For the entries below, state how many lines contain the word "policy" and add nothing else.

** Opening EXTRACTED ENTRIES block **

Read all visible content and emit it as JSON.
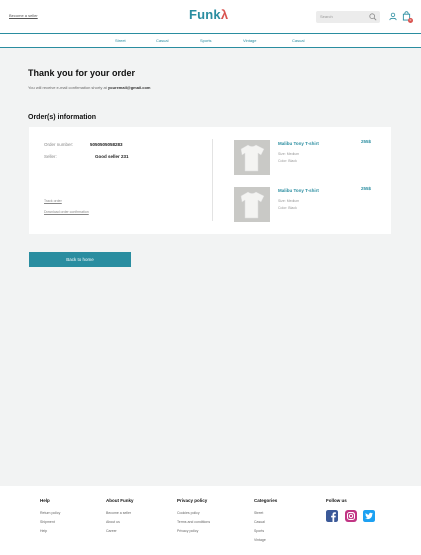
{
  "header": {
    "seller_link": "Become a seller",
    "logo_text": "Funk",
    "logo_mark": "λ",
    "search_placeholder": "Search",
    "cart_count": "0"
  },
  "nav": {
    "items": [
      "Street",
      "Casual",
      "Sports",
      "Vintage",
      "Casual"
    ]
  },
  "confirmation": {
    "title": "Thank you for your order",
    "message": "You will receive e-mail confirmation shorty at",
    "email": "youremail@gmail.com"
  },
  "orders": {
    "title": "Order(s) information",
    "order_number_label": "Order number:",
    "order_number": "5050505058283",
    "seller_label": "Seller:",
    "seller": "Good seller 231",
    "track_link": "Track order",
    "download_link": "Download order confirmation",
    "items": [
      {
        "name": "Malibu Tony T-shirt",
        "size": "Size: Medium",
        "color": "Color: Black",
        "price": "255$"
      },
      {
        "name": "Malibu Tony T-shirt",
        "size": "Size: Medium",
        "color": "Color: Black",
        "price": "255$"
      }
    ]
  },
  "back_button": "Back to home",
  "footer": {
    "columns": [
      {
        "title": "Help",
        "items": [
          "Return policy",
          "Shipment",
          "Help"
        ]
      },
      {
        "title": "About Funky",
        "items": [
          "Become a seller",
          "About us",
          "Career"
        ]
      },
      {
        "title": "Privacy policy",
        "items": [
          "Cookies policy",
          "Terms and conditions",
          "Privacy policy"
        ]
      },
      {
        "title": "Categories",
        "items": [
          "Street",
          "Casual",
          "Sports",
          "Vintage"
        ]
      }
    ],
    "follow_title": "Follow us"
  },
  "colors": {
    "accent": "#2a8da0",
    "logo_mark": "#d9534f",
    "facebook": "#3b5998",
    "instagram": "#c13584",
    "twitter": "#1da1f2"
  },
  "icons": [
    "search-icon",
    "user-icon",
    "cart-icon",
    "facebook-icon",
    "instagram-icon",
    "twitter-icon"
  ]
}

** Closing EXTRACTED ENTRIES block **

REPLY: 4